__Excerpts from an interface dataset__:
%%
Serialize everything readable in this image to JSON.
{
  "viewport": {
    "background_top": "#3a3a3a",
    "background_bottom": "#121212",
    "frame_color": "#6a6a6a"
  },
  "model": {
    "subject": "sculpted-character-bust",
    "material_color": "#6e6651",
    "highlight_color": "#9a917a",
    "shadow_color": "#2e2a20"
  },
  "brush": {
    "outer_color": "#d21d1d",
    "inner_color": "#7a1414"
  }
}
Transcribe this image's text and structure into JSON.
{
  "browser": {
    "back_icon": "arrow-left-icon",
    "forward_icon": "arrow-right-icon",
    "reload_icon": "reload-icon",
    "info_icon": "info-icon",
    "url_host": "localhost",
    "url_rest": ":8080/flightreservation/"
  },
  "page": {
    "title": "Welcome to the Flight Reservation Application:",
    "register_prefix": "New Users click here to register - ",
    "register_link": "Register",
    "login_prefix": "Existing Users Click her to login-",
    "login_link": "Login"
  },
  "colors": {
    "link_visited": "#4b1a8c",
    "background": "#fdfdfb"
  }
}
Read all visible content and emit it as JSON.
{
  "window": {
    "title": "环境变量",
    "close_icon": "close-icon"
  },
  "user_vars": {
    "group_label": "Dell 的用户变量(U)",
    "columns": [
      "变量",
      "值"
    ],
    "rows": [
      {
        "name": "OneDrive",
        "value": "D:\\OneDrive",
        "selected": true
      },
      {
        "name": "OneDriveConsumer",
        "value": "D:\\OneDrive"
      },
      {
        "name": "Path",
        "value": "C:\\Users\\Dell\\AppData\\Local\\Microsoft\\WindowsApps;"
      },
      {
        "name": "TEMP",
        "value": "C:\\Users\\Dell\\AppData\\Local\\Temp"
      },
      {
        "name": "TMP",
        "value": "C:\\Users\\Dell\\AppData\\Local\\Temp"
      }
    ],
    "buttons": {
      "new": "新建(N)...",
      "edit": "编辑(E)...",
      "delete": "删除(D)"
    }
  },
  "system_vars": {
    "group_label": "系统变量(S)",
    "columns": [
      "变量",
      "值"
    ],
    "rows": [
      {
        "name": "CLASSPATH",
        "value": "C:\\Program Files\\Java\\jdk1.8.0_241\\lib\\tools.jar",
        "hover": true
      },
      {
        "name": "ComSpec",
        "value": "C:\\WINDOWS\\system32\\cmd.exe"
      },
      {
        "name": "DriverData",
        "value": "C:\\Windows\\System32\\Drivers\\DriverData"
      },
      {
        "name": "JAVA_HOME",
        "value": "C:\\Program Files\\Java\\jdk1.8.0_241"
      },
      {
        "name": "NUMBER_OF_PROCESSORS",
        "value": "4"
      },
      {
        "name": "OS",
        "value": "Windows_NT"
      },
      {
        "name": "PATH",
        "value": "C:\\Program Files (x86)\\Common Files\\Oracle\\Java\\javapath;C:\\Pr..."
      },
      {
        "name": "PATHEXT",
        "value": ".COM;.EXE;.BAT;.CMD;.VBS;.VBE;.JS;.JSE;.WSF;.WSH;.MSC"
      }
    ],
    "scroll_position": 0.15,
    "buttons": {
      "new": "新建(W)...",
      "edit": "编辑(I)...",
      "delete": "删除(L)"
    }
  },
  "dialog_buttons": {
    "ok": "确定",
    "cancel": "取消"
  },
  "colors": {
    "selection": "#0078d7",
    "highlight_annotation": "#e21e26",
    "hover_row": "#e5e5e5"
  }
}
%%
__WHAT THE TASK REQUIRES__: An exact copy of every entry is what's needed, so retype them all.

__RESULT OF THE EXERCISE__:
Serialize everything readable in this image to JSON.
{
  "viewport": {
    "background_top": "#3a3a3a",
    "background_bottom": "#121212",
    "frame_color": "#6a6a6a"
  },
  "model": {
    "subject": "sculpted-character-bust",
    "material_color": "#6e6651",
    "highlight_color": "#9a917a",
    "shadow_color": "#2e2a20"
  },
  "brush": {
    "outer_color": "#d21d1d",
    "inner_color": "#7a1414"
  }
}
Transcribe this image's text and structure into JSON.
{
  "browser": {
    "back_icon": "arrow-left-icon",
    "forward_icon": "arrow-right-icon",
    "reload_icon": "reload-icon",
    "info_icon": "info-icon",
    "url_host": "localhost",
    "url_rest": ":8080/flightreservation/"
  },
  "page": {
    "title": "Welcome to the Flight Reservation Application:",
    "register_prefix": "New Users click here to register - ",
    "register_link": "Register",
    "login_prefix": "Existing Users Click her to login-",
    "login_link": "Login"
  },
  "colors": {
    "link_visited": "#4b1a8c",
    "background": "#fdfdfb"
  }
}
Read all visible content and emit it as JSON.
{
  "window": {
    "title": "环境变量",
    "close_icon": "close-icon"
  },
  "user_vars": {
    "group_label": "Dell 的用户变量(U)",
    "columns": [
      "变量",
      "值"
    ],
    "rows": [
      {
        "name": "OneDrive",
        "value": "D:\\OneDrive",
        "selected": true
      },
      {
        "name": "OneDriveConsumer",
        "value": "D:\\OneDrive"
      },
      {
        "name": "Path",
        "value": "C:\\Users\\Dell\\AppData\\Local\\Microsoft\\WindowsApps;"
      },
      {
        "name": "TEMP",
        "value": "C:\\Users\\Dell\\AppData\\Local\\Temp"
      },
      {
        "name": "TMP",
        "value": "C:\\Users\\Dell\\AppData\\Local\\Temp"
      }
    ],
    "buttons": {
      "new": "新建(N)...",
      "edit": "编辑(E)...",
      "delete": "删除(D)"
    }
  },
  "system_vars": {
    "group_label": "系统变量(S)",
    "columns": [
      "变量",
      "值"
    ],
    "rows": [
      {
        "name": "CLASSPATH",
        "value": "C:\\Program Files\\Java\\jdk1.8.0_241\\lib\\tools.jar",
        "hover": true
      },
      {
        "name": "ComSpec",
        "value": "C:\\WINDOWS\\system32\\cmd.exe"
      },
      {
        "name": "DriverData",
        "value": "C:\\Windows\\System32\\Drivers\\DriverData"
      },
      {
        "name": "JAVA_HOME",
        "value": "C:\\Program Files\\Java\\jdk1.8.0_241"
      },
      {
        "name": "NUMBER_OF_PROCESSORS",
        "value": "4"
      },
      {
        "name": "OS",
        "value": "Windows_NT"
      },
      {
        "name": "PATH",
        "value": "C:\\Program Files (x86)\\Common Files\\Oracle\\Java\\javapath;C:\\Pr..."
      },
      {
        "name": "PATHEXT",
        "value": ".COM;.EXE;.BAT;.CMD;.VBS;.VBE;.JS;.JSE;.WSF;.WSH;.MSC"
      }
    ],
    "scroll_position": 0.15,
    "buttons": {
      "new": "新建(W)...",
      "edit": "编辑(I)...",
      "delete": "删除(L)"
    }
  },
  "dialog_buttons": {
    "ok": "确定",
    "cancel": "取消"
  },
  "colors": {
    "selection": "#0078d7",
    "highlight_annotation": "#e21e26",
    "hover_row": "#e5e5e5"
  }
}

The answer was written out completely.